My husband helped me learn to accept that we made those decisions for a reason and to respect the people we were at that time (but also recognize we were flawed and struggling). And when you are dealing with children, I know I've had to respect the fact that I love my kids, and yes I've made mistakes, but none of the mistakes has been out of malice. All of the mistakes have been made by a sinful person dealing with a sinful person. Also, what is helpful to one child might be detrimental to another. My husband and I have daily prayed for all our children, and some of those prayers have been sent up on the fly as we deal with one thing or another. We have had to trust and still have to trust that God loves our children more than we do and will work in their lives as He can.
Q: Have you ever had to start your life over in a new location? What are some of the things that helped you adapt to change?
I moved from the city to a farm, so I understood some of the squeamishness Emily, Sam and Christopher had to deal with. I remember the first time I stepped into a chicken barn and inhaled that acrid, ammonia odor. I thought I was going to faint. And then, even worse, sticking my hand under a chicken to retrieve an egg and a chicken about one-twentieth my size pecked at me. Trauma! But I wanted to move to the country, so overall it wasn't a difficult transition.
However, I do remember the four months we moved to central British Columbia, a two-hour drive to the nearest town, smack in the middle of nowhere, surrounded by mountains and swarmed by bugs and crammed, with five children in a cabin the size of my former living room. We made the move with an eye to working into the outfitting business possibly. The second night I was there, listening to my children swatting at mosquitoes and hearing wolves howling in the distance, I wondered if I had made the worst decision of my life. But I am a stubborn person and was determined to give this a decent try. The next day, I stuffed the cracks in the chinking of the cabin, rearranged our living space and found a way to seek the positives. I went for a lot of walks and prayed a lot. Looking back, I'm glad we did it for many reasons. Our children remember that summer as one of the most adventurous of their lives. It was also that summer I started a writing correspondence course as a way of retreating from the realities I had to deal with every day. This course started me on my writing career, which has been an amazing adventure.
Q: Have you experienced the loss of a family member like the Stevenson/Slater family? How did God help you in your grief?
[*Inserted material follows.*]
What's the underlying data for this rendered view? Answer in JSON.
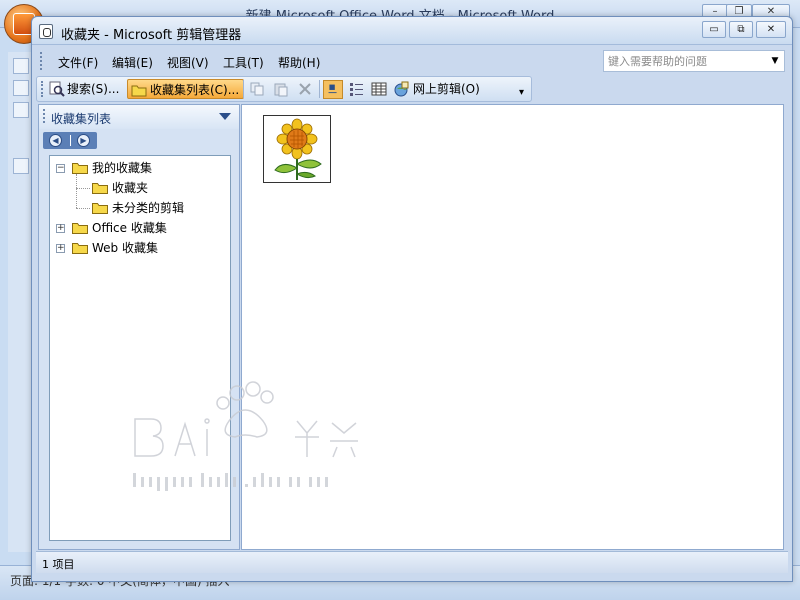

When we became foster parents, our first foster child was a one-year-old child who had multiple handicaps. He was a loving, precious boy who stole our hearts and anyone else's he was in contact with. Though he was a foster child, he became completely and totally our child, especially when his mother gave up any rights she had to him and he became a permanent ward of the province. He lived with us for four years. Over those years, his health improved and he began --- against all odds --- to move around, to feed himself and --- even more exciting --- to speak. We had high hopes for a surgery that would improve his life. However, a week after the surgery, he passed away in the hospital at age five-and-a-half from a seizure. The loss was devastating to our family and has become one of those major waypoints in our lives. The darkness we went through was difficult, but I know for a fact that though grief held us in its grip, God's hold on us was greater. There were moments of anger, but even more important moments of comfort and peace. Knowing our only comfort in life and death was that we belong to Christ brought us through this. Our community supported us and prayed for us, and we are forever thankful for that.